Ray. What generous inan can live with that constraint
Upon his foul, to bear, much less to flatter
A court like this! can I footh tyranny !
Seem pleas'd, to fee my royal master murder'd,
His crown usurp'd, a distaff in a throne,
A council made of such as dare not speak,
And could not, if they durft; whence honest men
Banish them elves, for shame of being there :
A government, that, knowing not true wisdom,
Is 1corn'd abroad, and lives on tricks at home?

Alph. Virtue must be thrown off, 'tis a coarse garment,
Too heavy for the sun-Shine of a court.

Ray. Well then, I will difíemble for an end
So great, so pious, as a just revenge :
You'll join with me?

Alph

Alph. No honest man but must.

Ped. What title has this queen but lawless force ? And force muit pull her down.

Alph. Truth is, I pity Leonora's case ; Forc'd, for her fafety, to commit a crime Which most her soul abhors.

Ray. All she has done, or c'er can do, of good,
This one black deed has damn'd.

Ped. You'll hardly join your son to our design.
Ray. Your reason for't?

Ped. I want time to unriddle it :
Put on your t'orher face; the Queen approaches.

Enter the Queen, Bertran, and Attendants.
Ray. And that accurled Bertran
Stalks close behind her, like a witch's fiend,
Preling to be employ'd. Stand, and observe them.

Qu. (To Ber.] Bury'd in private, and so suddenly !
It crosses my delign, which was to allow
The rites of funeral fitting his degree,
With all the pomp of mourning.

Bert. It was not safe :
Objects of pity, when the cause is new,
Would work too fiercely on the giddy croud.
Had Cæsar's body never been expos’d,
Brutus had gain'd his cause.

2u. Then was he lov'd ?
Bert. O, never man so much, for faint-like goodness.

Ped. [Afide.] Had bad men fear'd him but as good He had not yet been sainted. [men lov'd him,
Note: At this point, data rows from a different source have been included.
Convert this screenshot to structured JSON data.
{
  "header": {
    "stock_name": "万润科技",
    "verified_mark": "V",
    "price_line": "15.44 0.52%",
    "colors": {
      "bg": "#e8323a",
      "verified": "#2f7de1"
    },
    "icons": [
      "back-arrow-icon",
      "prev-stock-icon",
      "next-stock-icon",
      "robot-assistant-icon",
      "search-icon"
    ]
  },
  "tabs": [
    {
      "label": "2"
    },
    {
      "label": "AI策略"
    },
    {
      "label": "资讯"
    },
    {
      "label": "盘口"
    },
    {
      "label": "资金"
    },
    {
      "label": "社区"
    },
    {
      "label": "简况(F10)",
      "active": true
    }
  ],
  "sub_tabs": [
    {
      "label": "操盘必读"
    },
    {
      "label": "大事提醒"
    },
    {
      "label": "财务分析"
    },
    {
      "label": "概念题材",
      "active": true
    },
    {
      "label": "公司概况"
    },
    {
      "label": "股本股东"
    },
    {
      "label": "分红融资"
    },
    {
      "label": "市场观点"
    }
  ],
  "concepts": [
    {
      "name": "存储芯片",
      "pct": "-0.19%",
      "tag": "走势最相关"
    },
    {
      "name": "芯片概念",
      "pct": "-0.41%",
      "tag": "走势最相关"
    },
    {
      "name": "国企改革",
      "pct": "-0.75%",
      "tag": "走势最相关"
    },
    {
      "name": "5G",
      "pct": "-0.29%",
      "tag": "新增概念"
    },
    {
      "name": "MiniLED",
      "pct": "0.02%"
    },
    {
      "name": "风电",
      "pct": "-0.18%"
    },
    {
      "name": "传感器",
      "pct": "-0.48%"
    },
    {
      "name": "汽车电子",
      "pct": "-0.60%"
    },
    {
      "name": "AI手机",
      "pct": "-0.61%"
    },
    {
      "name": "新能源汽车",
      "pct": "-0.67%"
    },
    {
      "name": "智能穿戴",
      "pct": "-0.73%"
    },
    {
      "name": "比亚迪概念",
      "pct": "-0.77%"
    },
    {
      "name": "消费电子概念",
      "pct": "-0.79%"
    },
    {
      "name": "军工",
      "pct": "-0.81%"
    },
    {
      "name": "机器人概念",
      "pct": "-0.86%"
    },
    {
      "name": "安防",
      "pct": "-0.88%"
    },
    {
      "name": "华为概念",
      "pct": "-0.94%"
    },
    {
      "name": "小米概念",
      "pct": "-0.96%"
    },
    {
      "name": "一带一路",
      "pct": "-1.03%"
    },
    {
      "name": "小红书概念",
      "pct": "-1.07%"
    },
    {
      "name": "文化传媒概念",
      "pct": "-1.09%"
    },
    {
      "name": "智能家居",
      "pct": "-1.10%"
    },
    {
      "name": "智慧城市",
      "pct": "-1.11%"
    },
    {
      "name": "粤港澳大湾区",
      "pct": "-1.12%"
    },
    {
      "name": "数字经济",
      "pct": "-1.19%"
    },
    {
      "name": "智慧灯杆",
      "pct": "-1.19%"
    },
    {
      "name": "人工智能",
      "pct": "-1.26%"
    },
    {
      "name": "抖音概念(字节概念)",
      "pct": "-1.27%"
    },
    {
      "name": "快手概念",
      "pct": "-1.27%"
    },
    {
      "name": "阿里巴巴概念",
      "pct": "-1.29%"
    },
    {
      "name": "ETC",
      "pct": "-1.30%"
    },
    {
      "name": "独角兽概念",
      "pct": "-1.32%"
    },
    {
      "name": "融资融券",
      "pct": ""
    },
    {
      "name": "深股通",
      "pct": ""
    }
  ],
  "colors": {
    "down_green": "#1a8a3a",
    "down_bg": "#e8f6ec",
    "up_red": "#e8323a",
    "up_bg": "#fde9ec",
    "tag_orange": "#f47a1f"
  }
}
24. I wonder how the people bear his death.
Bert. Some discontents there are ; some idle mura,

6

murs:

Ped. How, idle murmurs ! let me plainly speak :

The doors are all shut up; the wealthier fort, • With arms a-crois, and hats upon

their

eyes, • Walk to and fro before their filent shops :

Whole droves of lenders crowd the bankers' doors, To call in money ; those who have none, mark • Where money, goes; for when they rise, 'tis plunder : • The rabble gather round the of

news, 6 And liften with their mouths :

6 Some

man

F 2

• Some tell, fome hear, fome judge of news, some make
' And he who lies most loud, is most believ'd.' [it:

21. This may be dangerous.
Ray. [Afile.j Pray Heaven it may.

Bert. If one of you must fall;
Sell-preservation is the first of laws;
' And if, when lubjects are oppress’d by kings,
They justity rebellion by, that law :
As well may monarchs turn the edge of right
To cut for them, when felf-defence requires it.

Qu. You place such arbitrary power in kings,
That I much fear, if I should make you one,
You'll make yourself a tyrant. Let these know
By what authority you did this act.

Bert. You much surprise me to demand that question :
But since truth must be told, 'twas by your own.

Qu. Produce it; or, by Heaven, your head shall answer
The forfeit of your tongue.

Ray. (Aside.] Brave mischief towards.
Bert. You bade me.
Qu. When, and where?

Bert. No, I confess, you bade me not in words,
The dial spoke not, but it made shrew'd figns,
And pointed full upon the stroke of murder :
Yet this you said,
You were a woman ignorant and weak,
So left it to my care.

2u. What, if I said,
I was a woman ignorant and weak,
Were you to take th’advantage of my fex,
And play the devil to tempt me? You contriv'd,
You urg’d, you drove me headlong to your toils ;
• And if, much tir'd, and frightend more, I paus'd ;
• Were you to make doubts

your own cominiffion?
Beri. This 'tis to serve a prince too faithfully ;
• Who, free from laws himself, will have that done,
• Which, not perform’d, brings us to sure disgrace;
• And, if perform'd, to ruin.

Qu. This 'tis to counsel things that are unjust;
• First, to debauch a king to break his laws,
• (Which are his fafety) and then seek protection
• From him you have endanger'd; but, just Heaven,

Where

my

[ocr errors]
« VorigeDoorgaan »